Emerging Drug Trend Alert: Dabs

Keeping on top of emerging drug trends isn’t always easy, but there is one trend that law enforcement and drug addiction treatment centers across the country are keeping an eye on: dabs.

What is Dab?

Dab – or earwax, honey, honey oil, shatter – is butane hash oil (BHO). The oil is extracted from the cannabis plant. Dab looks a lot like earwax thanks to its solid, waxy texture. Even though it may not look dangerous – it is. Consider that traditional marijuana contains about 20 percent THC, the substance responsible for creating a high. In dabs, the amount of THC is 80 percent. Bottom line: Dab is potent and intense.

Why Dab is of Particular Concern

The dabs phenomenon is much more popular on the West Coast at this time, showing up in states like California, Oregon, Arizona and Colorado. We’ve covered other substances on our blog, but not all drugs have a high potential for being abused on a mainstream level. Dabs, however, are a cause for concern due to a number of reasons.

First, marijuana has already been legalized in several states, and this gives the drug a safer image. When impressionable teens and young adults are offered dabs, the THC responsible for the high can give them a false sense of security. Second, there are properties about dabs that are favorable to drug users. Dabs are easier to transport, you don’t need much of it to get high and they don’t give off a noticeable odor. When drugs are convenient, they become that much more dangerous.

Additionally, some users admit to putting dab in their e-cigarette, meaning that they are able to get high without anyone – even law enforcement – being able to tell. For users who are still trying to balance their habits while functioning in society, this may sound appealing but is a threat to those around them.

What are the Dangers?

Dab is of great concern for both teens and young adults. Since the drug is so potent, it’s easy to overdose on it. Drug addiction specialists warn that it’s not uncommon for people to feel sensations of things crawling on the skin or suffer from hallucinations. It’s also common for users to pass out or suffer from nausea, confusion or dizziness after smoking dabs. The intense THC is a lot for the body to handle, even for regular marijuana users.

With the intensity of dabs, it’s no surprise that the drug has addictive properties. Some drug addiction specialists worry that we may see more cases of psychosis, anxiety, sleep problems and psychological ramifications that will be documented over time. Even though hash oil isn’t a new development, the way in producing it seems to be new. This combined with a more relaxed attitude toward marijuana – especially on the West Coast – is a recipe for disaster.

While dab may be easy to carry and conceal, it is certainly very dangerous to make, and this is another concern for law enforcement. The process of making honey oil involves butane, a very dangerous and flammable solvent. There have already been a handful of fires and explosions caused from this production, with documented cases in Arizona and California.

Additionally, since there are many videos online that show people how to make this concoction, novices are experimenting with dab production when they have no experience doing so. Not only could this lead to a fire or deadly explosion, but also butane could be left in the drug, and the users would then be smoking the solvent.
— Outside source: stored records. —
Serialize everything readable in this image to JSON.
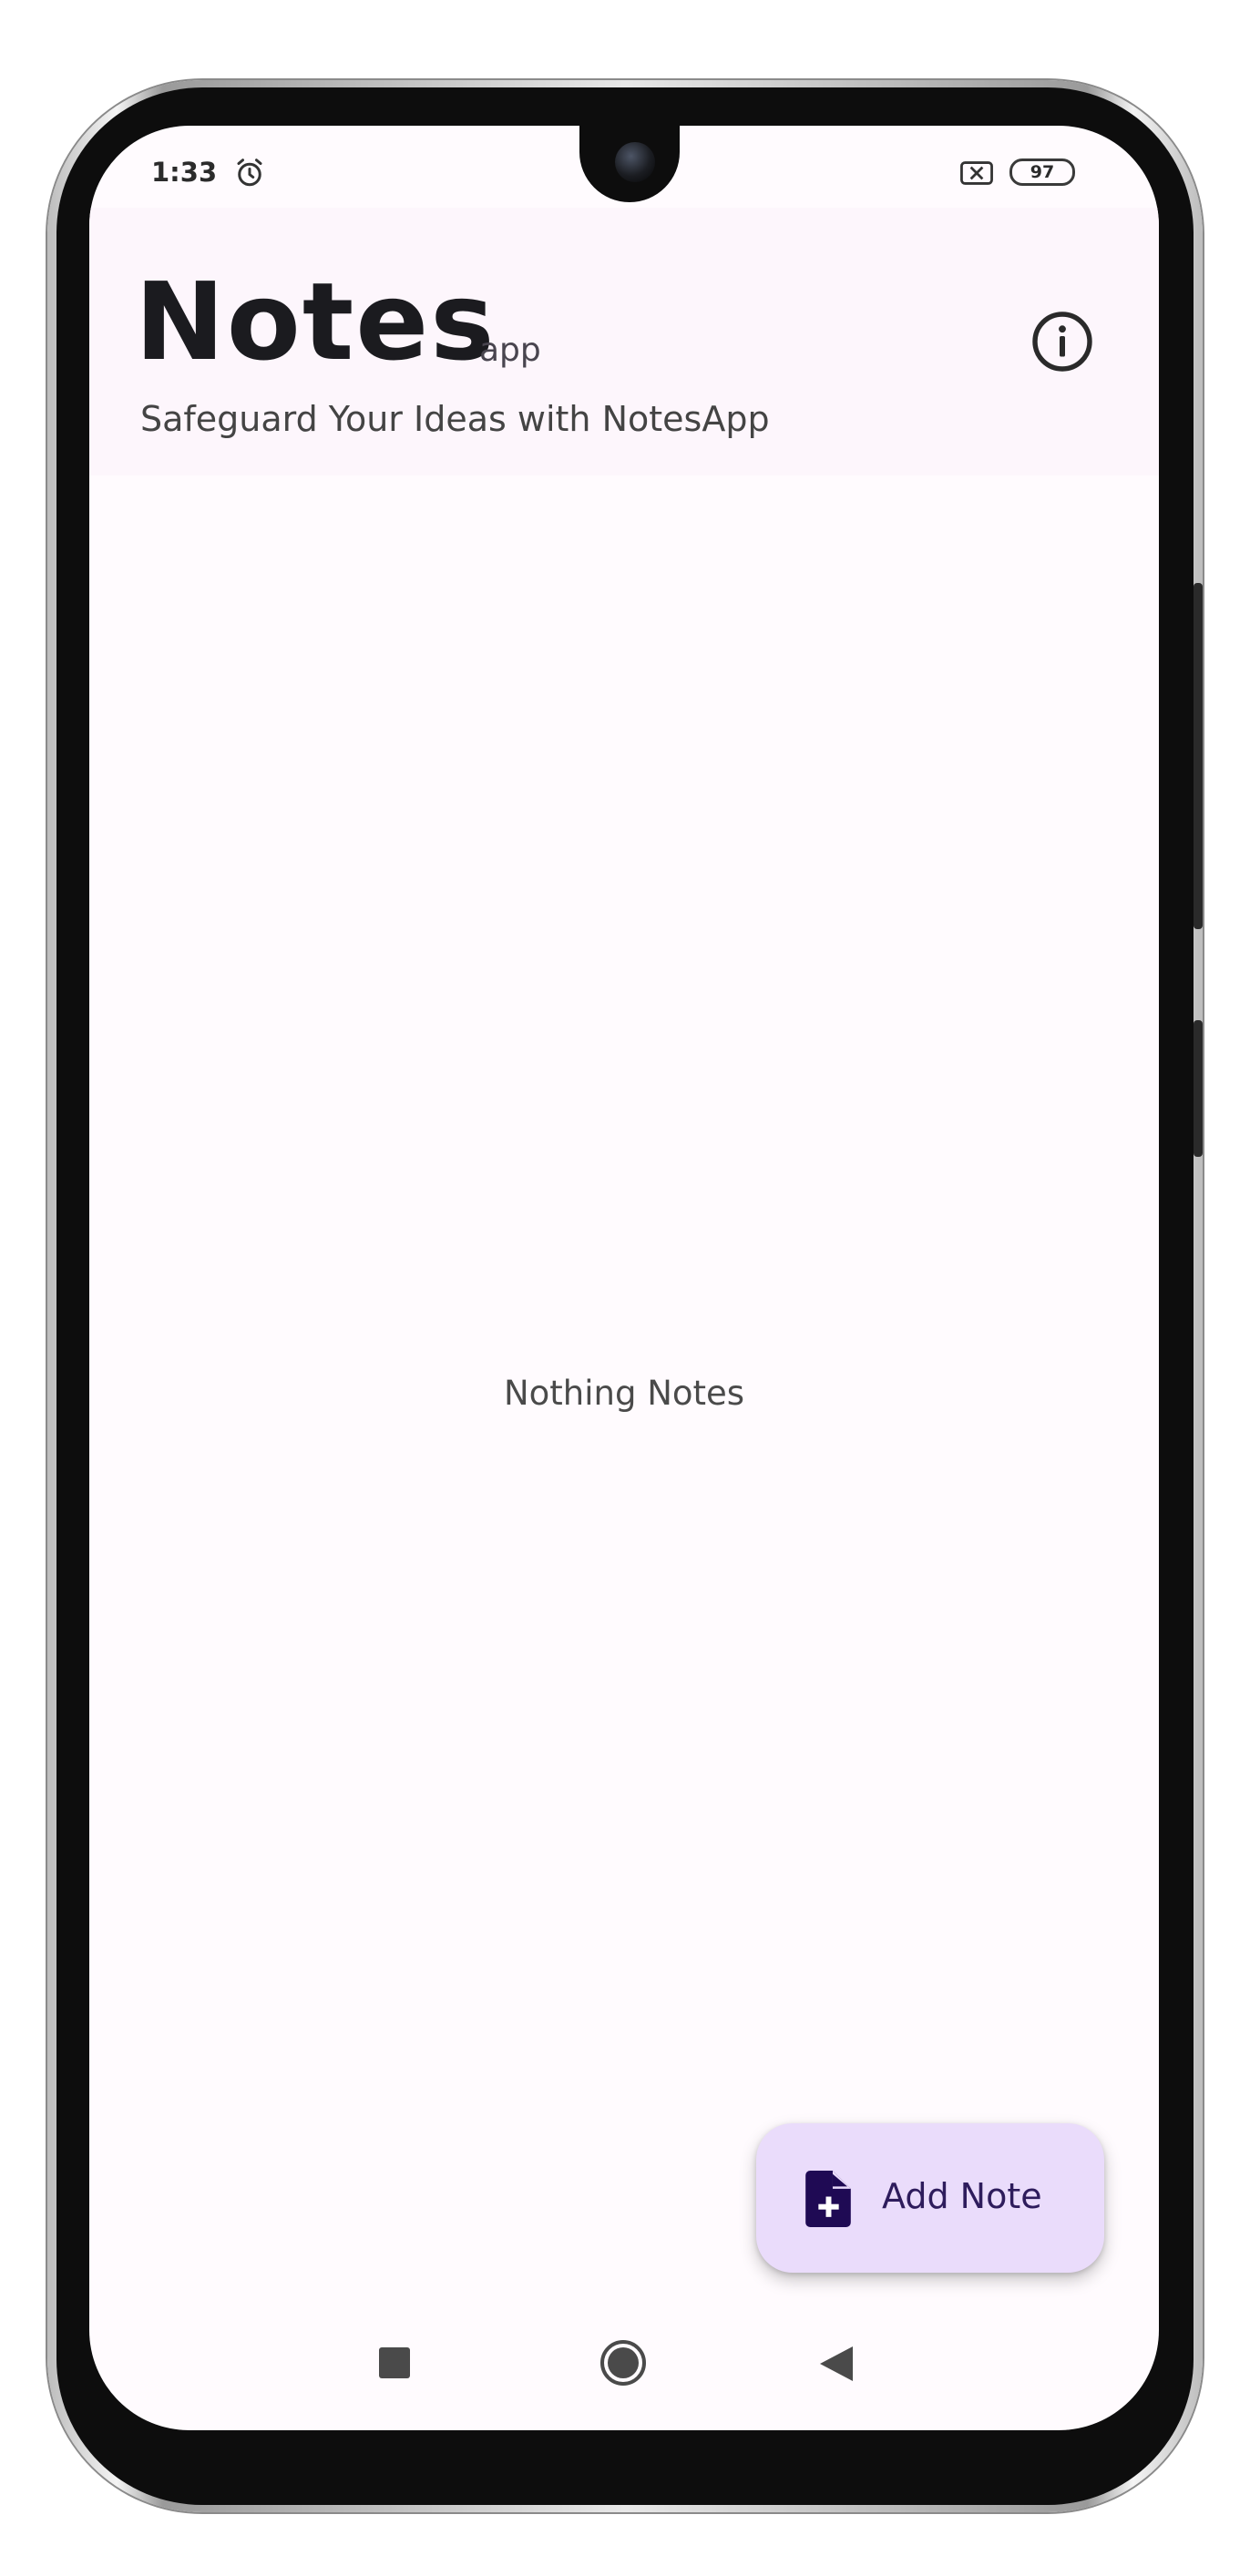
{
  "status_bar": {
    "time": "1:33",
    "battery_level": "97",
    "icons": [
      "alarm-icon",
      "sim-absent-icon",
      "battery-icon"
    ]
  },
  "header": {
    "title": "Notes",
    "title_suffix": "app",
    "subtitle": "Safeguard Your Ideas with NotesApp",
    "info_icon": "info-icon"
  },
  "main": {
    "empty_message": "Nothing Notes"
  },
  "fab": {
    "label": "Add Note",
    "icon": "note-add-icon"
  },
  "nav_bar": {
    "icons": [
      "recents-icon",
      "home-icon",
      "back-icon"
    ]
  },
  "colors": {
    "header_bg": "#fdf6fc",
    "fab_bg": "#eadcfb",
    "fab_icon": "#1f0a54",
    "text_primary": "#1b1b1f"
  }
}
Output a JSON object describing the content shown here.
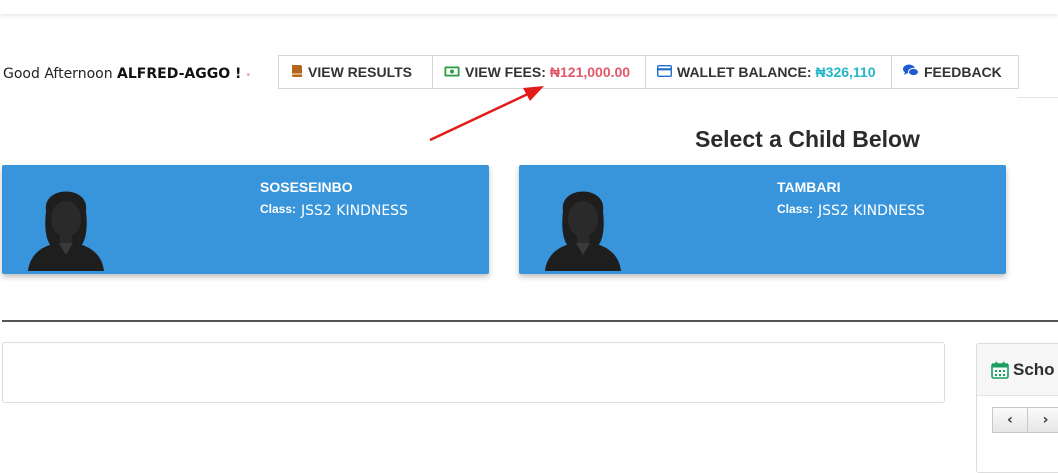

Butane is toxic, dangerous and deadly when ingested.

What to Watch For

So, should you be worried?

When it comes to drugs, no one is exempt. It could be your child, your spouse, a niece or nephew or babysitter who becomes addicted. That’s why it’s important to keep an open mind when you sense that something may be wrong. When it comes to dabs,  this drug has a high potential for being abused because it’s easy to use, hide and transport without the fear of being caught. With this in mind, how would you know if someone was using the drug?

Keep an eye out for the universal signs of addiction, such as extreme mood swings, changes in sleep and eating habits, changes in friends, poor performance at work or school, secretiveness and lying. With dabs specifically, look for confusion, irritability, anxiety or paranoia – the same types of symptoms that would occur from a bad high on marijuana.

Of course, if you feel that someone close to you is abusing drugs or alcohol, don’t hesitate to contact The River Source at 1-888-687-7332. We have experience in treating all types of addictions, and we can help your family, too.